The good people at the Center for American Progress have established a website — WhyCourtsmatter.org — that allows you to learn more about (and participate) in the effort to spur Senate action. Click here to learn more.

News
(Source: whitehouse.gov)

(Source: whitehouse.gov)

According to a Judiciary Committee spokesperson, both North Carolina senators have submitted “blue slips” for Loretta Copeland Biggs, nominated in September by President Obama to serve as a U.S. District Judge in the state’s Middle District.

That signal of support by home state senators allows the nominee to proceed to a Judiciary Committee hearing and move a step closer to confirmation, which follows from a full floor vote.

If confirmed by the Senate, Biggs will take the seat opened up by Judge James Beaty, who nows serves on senior status.

“We have two highly qualified, outstanding African-American women who have been nominated to be federal judges, and I think it’s time we confirm them and get them on the bench,”  Sen. Kay Hagan said shortly after the Biggs nomination — referring also to Jennifer Prescod May-Parker, a pending nominee for the country’s oldest federal District Court vacancy out in eastern North Carolina.

(Source: whitehouse.gov)

(Source: whitehouse.gov)

Sen. Richard Burr inexplicably continues to withhold a “blue slip” for May-Parker, though — despite his strong statements on the Senate floor disapproving of obstructionism in the judicial nomination process.

Click here for more on the tortured history of North Carolina’s federal judicial vacancies and the lack of diversity of those who have served. 

Commentary

Richard Burr 2Those looking for some good news from the nation’ capital — any good news — got a small dose over the weekend in this story in the New York Times about the Obama administration’s progress in restoring a measure of balance to the federal judiciary. As the Times reported, after five years and an important rule change to limit the use of the filibuster in the Senate, the federal courts are, today, somewhat less completely under the thumb of the corporate and ideological right.

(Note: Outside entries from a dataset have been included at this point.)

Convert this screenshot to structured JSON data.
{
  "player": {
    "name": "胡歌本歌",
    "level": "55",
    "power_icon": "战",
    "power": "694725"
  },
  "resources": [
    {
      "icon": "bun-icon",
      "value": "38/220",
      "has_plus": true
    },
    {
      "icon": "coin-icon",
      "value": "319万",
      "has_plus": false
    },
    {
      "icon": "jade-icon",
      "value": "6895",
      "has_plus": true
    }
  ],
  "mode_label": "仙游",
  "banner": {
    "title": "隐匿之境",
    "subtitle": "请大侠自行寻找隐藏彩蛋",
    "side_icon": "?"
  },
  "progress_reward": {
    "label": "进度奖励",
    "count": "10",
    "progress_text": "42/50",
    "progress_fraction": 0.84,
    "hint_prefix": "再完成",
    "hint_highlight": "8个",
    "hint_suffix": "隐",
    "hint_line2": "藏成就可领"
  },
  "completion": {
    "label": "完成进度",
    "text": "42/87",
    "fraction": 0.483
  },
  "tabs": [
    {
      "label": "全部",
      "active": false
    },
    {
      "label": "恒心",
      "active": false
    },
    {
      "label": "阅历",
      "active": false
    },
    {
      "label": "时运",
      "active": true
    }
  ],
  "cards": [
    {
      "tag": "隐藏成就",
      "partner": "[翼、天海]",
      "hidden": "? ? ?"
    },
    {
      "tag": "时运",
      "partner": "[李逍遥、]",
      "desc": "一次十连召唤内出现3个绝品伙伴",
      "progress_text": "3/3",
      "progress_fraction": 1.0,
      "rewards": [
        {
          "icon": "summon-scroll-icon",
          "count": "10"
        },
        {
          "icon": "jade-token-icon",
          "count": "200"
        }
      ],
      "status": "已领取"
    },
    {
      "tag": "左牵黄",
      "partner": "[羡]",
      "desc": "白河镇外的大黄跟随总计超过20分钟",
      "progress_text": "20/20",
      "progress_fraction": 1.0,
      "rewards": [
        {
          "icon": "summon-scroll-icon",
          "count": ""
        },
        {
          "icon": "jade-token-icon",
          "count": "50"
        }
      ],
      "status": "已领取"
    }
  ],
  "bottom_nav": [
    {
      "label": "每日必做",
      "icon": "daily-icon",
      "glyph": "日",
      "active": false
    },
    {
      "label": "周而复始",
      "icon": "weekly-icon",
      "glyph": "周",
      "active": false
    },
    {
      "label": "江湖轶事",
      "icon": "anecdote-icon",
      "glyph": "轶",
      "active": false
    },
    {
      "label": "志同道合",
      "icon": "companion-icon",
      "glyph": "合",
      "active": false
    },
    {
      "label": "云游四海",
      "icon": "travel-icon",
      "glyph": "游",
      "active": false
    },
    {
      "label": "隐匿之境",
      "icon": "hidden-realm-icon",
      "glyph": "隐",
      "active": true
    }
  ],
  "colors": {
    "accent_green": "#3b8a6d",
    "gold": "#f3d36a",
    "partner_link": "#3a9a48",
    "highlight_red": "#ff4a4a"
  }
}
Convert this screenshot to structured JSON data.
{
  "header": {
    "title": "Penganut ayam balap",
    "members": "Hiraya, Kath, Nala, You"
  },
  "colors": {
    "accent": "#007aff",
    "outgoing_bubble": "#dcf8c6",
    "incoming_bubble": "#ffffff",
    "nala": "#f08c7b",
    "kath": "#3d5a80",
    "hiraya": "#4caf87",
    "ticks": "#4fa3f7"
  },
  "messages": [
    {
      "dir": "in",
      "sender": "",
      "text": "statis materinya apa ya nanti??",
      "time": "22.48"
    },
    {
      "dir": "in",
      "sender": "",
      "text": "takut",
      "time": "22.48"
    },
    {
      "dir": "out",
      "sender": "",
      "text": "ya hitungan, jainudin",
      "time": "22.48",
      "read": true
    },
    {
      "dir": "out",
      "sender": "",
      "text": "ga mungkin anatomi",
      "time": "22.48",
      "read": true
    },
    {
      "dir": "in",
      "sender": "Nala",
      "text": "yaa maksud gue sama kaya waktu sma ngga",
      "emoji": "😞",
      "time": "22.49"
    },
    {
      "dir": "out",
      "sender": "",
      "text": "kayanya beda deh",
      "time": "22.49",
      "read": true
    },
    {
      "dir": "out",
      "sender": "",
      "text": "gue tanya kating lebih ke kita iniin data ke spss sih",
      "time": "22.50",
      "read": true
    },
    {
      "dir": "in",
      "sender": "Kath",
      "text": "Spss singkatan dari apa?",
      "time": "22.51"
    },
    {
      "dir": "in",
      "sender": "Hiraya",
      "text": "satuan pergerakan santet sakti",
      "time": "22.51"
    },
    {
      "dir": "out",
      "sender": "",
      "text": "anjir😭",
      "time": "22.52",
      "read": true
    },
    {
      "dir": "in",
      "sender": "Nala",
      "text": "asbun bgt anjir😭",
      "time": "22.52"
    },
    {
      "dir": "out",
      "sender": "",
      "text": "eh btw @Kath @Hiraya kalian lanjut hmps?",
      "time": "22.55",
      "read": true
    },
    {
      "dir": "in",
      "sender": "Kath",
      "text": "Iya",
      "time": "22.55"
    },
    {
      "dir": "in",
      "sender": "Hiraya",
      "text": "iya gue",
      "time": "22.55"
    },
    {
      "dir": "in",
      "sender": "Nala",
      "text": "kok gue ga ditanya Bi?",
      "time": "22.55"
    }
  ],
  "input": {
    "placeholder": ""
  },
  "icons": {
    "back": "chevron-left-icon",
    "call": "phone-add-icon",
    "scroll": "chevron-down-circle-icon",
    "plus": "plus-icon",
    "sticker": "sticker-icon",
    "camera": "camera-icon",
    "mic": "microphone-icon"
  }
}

The shift, one of the most significant but unheralded accomplishments of the Obama era, is likely to have ramifications for how the courts decide the legality of some of the president’s most controversial actions on health care, immigration and clean air. Since today’s Congress has been a graveyard for legislative accomplishment, these judicial confirmations are likely to be among its most enduring acts.

One ongoing and absurd exception to this progress, however, is Senator Richard Burr’s shameful and unexplained blockade of federal District Court nominee Jennifer May-Parker, which is now going on 15 months old. Given the progress that the U.S. Senate has made in this realm by dispensing with filibuster on such matters, let’s hope Senate Judiciary Committee chairman Patrick Leahy of Vermont soon takes the next logical step by doing away with the obsolete and egregiously-abused “blue slip” rule that is enabling Burr’s petulant, one-man Jess Helms impersonation.

Read the entire Times article by clicking here.

Uncategorized

Women’s and civil rights groups will gather this morning outside the federal court house in Raleigh to protest Senator Richard Burr’s 10-month-plus, one-man filibuster of federal court nominee Jennifer May-Parker. This is from the state NAACP:

JMP_Press Conference“Women’s groups associated with the Forward Together Moral Movement will hold a news conference this morning at 9:00 a.m. in front of the U.S. Federal Court House at 310 New Bern Avenue in Raleigh. Groups, including NC Women in the NAACP, Planned Parenthood of Central NC, North Carolina Women United, NC NOW, NC AdvaNCe and others, will call on Senator Richard Burr to do the right thing and allow Ms. Jennifer May-Parker’s nomination to move forward.

The United States District Court seat for the Eastern District of North Carolina has been vacant since 2005, burdening the system and hindering the rights of citizens. The eight year vacancy has been called a “judicial emergency” by the Administrative Office of the U.S. Courts.

Ms. May-Parker, who has yet to receive a hearing before the Senate Judiciary Committee due to Senator Burr’s refusal, has the potential to become the first African American and the first African American woman to serve as judge in the District.”